Set down a precise copy of the whole listing.

MATERIAL PROVIDED Start Marker

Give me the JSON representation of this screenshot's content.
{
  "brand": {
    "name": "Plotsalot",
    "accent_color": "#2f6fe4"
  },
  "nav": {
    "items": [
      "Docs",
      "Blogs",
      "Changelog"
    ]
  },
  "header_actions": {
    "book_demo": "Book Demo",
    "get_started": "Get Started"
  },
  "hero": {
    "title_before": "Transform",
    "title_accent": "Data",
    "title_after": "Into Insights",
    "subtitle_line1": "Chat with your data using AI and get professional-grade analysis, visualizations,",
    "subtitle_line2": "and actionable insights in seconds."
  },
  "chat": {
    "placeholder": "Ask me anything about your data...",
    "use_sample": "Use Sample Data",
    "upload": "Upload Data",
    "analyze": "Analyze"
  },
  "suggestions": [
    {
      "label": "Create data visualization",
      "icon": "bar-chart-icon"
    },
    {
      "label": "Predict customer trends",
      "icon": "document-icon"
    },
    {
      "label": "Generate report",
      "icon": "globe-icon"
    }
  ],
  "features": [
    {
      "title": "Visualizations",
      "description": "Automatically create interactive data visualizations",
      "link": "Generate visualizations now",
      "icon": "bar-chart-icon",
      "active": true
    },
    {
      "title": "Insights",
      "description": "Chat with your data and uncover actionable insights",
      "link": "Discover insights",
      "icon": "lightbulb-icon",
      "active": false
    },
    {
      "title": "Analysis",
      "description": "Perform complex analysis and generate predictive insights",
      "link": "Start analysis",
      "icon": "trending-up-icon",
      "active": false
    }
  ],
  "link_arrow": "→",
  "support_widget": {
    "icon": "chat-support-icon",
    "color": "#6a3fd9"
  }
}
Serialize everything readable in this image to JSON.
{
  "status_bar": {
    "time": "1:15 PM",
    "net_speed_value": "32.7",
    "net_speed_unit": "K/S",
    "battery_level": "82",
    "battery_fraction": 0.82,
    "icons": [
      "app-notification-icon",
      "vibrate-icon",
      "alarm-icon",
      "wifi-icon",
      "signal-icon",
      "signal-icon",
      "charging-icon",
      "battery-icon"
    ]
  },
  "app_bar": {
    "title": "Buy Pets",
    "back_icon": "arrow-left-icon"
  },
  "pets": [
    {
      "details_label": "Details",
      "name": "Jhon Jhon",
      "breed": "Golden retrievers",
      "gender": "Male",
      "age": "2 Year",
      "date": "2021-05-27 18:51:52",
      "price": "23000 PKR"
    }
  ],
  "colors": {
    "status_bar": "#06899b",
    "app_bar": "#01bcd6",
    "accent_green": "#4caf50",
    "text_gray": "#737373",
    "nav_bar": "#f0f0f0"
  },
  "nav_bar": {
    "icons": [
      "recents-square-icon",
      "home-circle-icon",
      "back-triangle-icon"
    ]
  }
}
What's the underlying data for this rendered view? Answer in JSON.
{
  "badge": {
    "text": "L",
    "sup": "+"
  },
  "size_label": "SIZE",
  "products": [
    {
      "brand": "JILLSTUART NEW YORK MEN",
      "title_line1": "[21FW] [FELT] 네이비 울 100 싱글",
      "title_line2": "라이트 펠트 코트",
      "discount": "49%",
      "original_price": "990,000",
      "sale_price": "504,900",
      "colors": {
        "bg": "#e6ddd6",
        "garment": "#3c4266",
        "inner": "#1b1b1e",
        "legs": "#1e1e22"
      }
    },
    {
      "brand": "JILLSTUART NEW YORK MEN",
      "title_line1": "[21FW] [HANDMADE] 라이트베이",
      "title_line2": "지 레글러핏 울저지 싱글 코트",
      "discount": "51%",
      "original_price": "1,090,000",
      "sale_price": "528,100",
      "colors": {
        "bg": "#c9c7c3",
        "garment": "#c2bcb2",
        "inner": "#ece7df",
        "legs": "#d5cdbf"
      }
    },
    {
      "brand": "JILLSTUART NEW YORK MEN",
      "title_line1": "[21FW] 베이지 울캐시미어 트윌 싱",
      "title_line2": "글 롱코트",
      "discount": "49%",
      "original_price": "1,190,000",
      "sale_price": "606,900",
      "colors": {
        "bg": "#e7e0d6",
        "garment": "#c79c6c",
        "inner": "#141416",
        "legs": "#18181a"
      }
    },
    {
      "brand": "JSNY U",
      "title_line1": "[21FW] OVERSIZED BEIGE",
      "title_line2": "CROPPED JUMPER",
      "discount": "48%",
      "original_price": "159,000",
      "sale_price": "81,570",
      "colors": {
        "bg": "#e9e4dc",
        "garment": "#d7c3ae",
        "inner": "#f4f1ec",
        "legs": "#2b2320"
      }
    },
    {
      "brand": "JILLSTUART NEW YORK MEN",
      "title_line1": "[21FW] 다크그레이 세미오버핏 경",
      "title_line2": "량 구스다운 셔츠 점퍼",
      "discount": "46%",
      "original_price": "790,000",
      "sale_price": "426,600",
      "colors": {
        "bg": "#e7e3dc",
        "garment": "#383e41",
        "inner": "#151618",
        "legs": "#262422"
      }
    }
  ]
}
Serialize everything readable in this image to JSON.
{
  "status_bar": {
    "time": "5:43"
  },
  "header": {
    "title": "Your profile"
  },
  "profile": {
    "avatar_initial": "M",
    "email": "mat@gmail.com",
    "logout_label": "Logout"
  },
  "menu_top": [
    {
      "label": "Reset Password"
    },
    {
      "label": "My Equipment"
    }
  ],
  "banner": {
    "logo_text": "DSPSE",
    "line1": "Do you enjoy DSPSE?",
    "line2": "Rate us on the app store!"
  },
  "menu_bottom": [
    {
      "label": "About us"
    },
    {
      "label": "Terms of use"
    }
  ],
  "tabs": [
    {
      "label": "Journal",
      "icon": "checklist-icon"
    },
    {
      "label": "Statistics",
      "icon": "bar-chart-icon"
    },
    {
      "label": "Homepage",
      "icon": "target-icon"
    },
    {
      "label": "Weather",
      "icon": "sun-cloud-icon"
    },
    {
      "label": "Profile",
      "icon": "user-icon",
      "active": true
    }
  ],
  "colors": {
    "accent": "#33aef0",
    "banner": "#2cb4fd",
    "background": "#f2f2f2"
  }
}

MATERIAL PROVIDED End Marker

THE ANSWER:
Give me the JSON representation of this screenshot's content.
{
  "brand": {
    "name": "Plotsalot",
    "accent_color": "#2f6fe4"
  },
  "nav": {
    "items": [
      "Docs",
      "Blogs",
      "Changelog"
    ]
  },
  "header_actions": {
    "book_demo": "Book Demo",
    "get_started": "Get Started"
  },
  "hero": {
    "title_before": "Transform",
    "title_accent": "Data",
    "title_after": "Into Insights",
    "subtitle_line1": "Chat with your data using AI and get professional-grade analysis, visualizations,",
    "subtitle_line2": "and actionable insights in seconds."
  },
  "chat": {
    "placeholder": "Ask me anything about your data...",
    "use_sample": "Use Sample Data",
    "upload": "Upload Data",
    "analyze": "Analyze"
  },
  "suggestions": [
    {
      "label": "Create data visualization",
      "icon": "bar-chart-icon"
    },
    {
      "label": "Predict customer trends",
      "icon": "document-icon"
    },
    {
      "label": "Generate report",
      "icon": "globe-icon"
    }
  ],
  "features": [
    {
      "title": "Visualizations",
      "description": "Automatically create interactive data visualizations",
      "link": "Generate visualizations now",
      "icon": "bar-chart-icon",
      "active": true
    },
    {
      "title": "Insights",
      "description": "Chat with your data and uncover actionable insights",
      "link": "Discover insights",
      "icon": "lightbulb-icon",
      "active": false
    },
    {
      "title": "Analysis",
      "description": "Perform complex analysis and generate predictive insights",
      "link": "Start analysis",
      "icon": "trending-up-icon",
      "active": false
    }
  ],
  "link_arrow": "→",
  "support_widget": {
    "icon": "chat-support-icon",
    "color": "#6a3fd9"
  }
}
Serialize everything readable in this image to JSON.
{
  "status_bar": {
    "time": "1:15 PM",
    "net_speed_value": "32.7",
    "net_speed_unit": "K/S",
    "battery_level": "82",
    "battery_fraction": 0.82,
    "icons": [
      "app-notification-icon",
      "vibrate-icon",
      "alarm-icon",
      "wifi-icon",
      "signal-icon",
      "signal-icon",
      "charging-icon",
      "battery-icon"
    ]
  },
  "app_bar": {
    "title": "Buy Pets",
    "back_icon": "arrow-left-icon"
  },
  "pets": [
    {
      "details_label": "Details",
      "name": "Jhon Jhon",
      "breed": "Golden retrievers",
      "gender": "Male",
      "age": "2 Year",
      "date": "2021-05-27 18:51:52",
      "price": "23000 PKR"
    }
  ],
  "colors": {
    "status_bar": "#06899b",
    "app_bar": "#01bcd6",
    "accent_green": "#4caf50",
    "text_gray": "#737373",
    "nav_bar": "#f0f0f0"
  },
  "nav_bar": {
    "icons": [
      "recents-square-icon",
      "home-circle-icon",
      "back-triangle-icon"
    ]
  }
}
What's the underlying data for this rendered view? Answer in JSON.
{
  "badge": {
    "text": "L",
    "sup": "+"
  },
  "size_label": "SIZE",
  "products": [
    {
      "brand": "JILLSTUART NEW YORK MEN",
      "title_line1": "[21FW] [FELT] 네이비 울 100 싱글",
      "title_line2": "라이트 펠트 코트",
      "discount": "49%",
      "original_price": "990,000",
      "sale_price": "504,900",
      "colors": {
        "bg": "#e6ddd6",
        "garment": "#3c4266",
        "inner": "#1b1b1e",
        "legs": "#1e1e22"
      }
    },
    {
      "brand": "JILLSTUART NEW YORK MEN",
      "title_line1": "[21FW] [HANDMADE] 라이트베이",
      "title_line2": "지 레글러핏 울저지 싱글 코트",
      "discount": "51%",
      "original_price": "1,090,000",
      "sale_price": "528,100",
      "colors": {
        "bg": "#c9c7c3",
        "garment": "#c2bcb2",
        "inner": "#ece7df",
        "legs": "#d5cdbf"
      }
    },
    {
      "brand": "JILLSTUART NEW YORK MEN",
      "title_line1": "[21FW] 베이지 울캐시미어 트윌 싱",
      "title_line2": "글 롱코트",
      "discount": "49%",
      "original_price": "1,190,000",
      "sale_price": "606,900",
      "colors": {
        "bg": "#e7e0d6",
        "garment": "#c79c6c",
        "inner": "#141416",
        "legs": "#18181a"
      }
    },
    {
      "brand": "JSNY U",
      "title_line1": "[21FW] OVERSIZED BEIGE",
      "title_line2": "CROPPED JUMPER",
      "discount": "48%",
      "original_price": "159,000",
      "sale_price": "81,570",
      "colors": {
        "bg": "#e9e4dc",
        "garment": "#d7c3ae",
        "inner": "#f4f1ec",
        "legs": "#2b2320"
      }
    },
    {
      "brand": "JILLSTUART NEW YORK MEN",
      "title_line1": "[21FW] 다크그레이 세미오버핏 경",
      "title_line2": "량 구스다운 셔츠 점퍼",
      "discount": "46%",
      "original_price": "790,000",
      "sale_price": "426,600",
      "colors": {
        "bg": "#e7e3dc",
        "garment": "#383e41",
        "inner": "#151618",
        "legs": "#262422"
      }
    }
  ]
}
Serialize everything readable in this image to JSON.
{
  "status_bar": {
    "time": "5:43"
  },
  "header": {
    "title": "Your profile"
  },
  "profile": {
    "avatar_initial": "M",
    "email": "mat@gmail.com",
    "logout_label": "Logout"
  },
  "menu_top": [
    {
      "label": "Reset Password"
    },
    {
      "label": "My Equipment"
    }
  ],
  "banner": {
    "logo_text": "DSPSE",
    "line1": "Do you enjoy DSPSE?",
    "line2": "Rate us on the app store!"
  },
  "menu_bottom": [
    {
      "label": "About us"
    },
    {
      "label": "Terms of use"
    }
  ],
  "tabs": [
    {
      "label": "Journal",
      "icon": "checklist-icon"
    },
    {
      "label": "Statistics",
      "icon": "bar-chart-icon"
    },
    {
      "label": "Homepage",
      "icon": "target-icon"
    },
    {
      "label": "Weather",
      "icon": "sun-cloud-icon"
    },
    {
      "label": "Profile",
      "icon": "user-icon",
      "active": true
    }
  ],
  "colors": {
    "accent": "#33aef0",
    "banner": "#2cb4fd",
    "background": "#f2f2f2"
  }
}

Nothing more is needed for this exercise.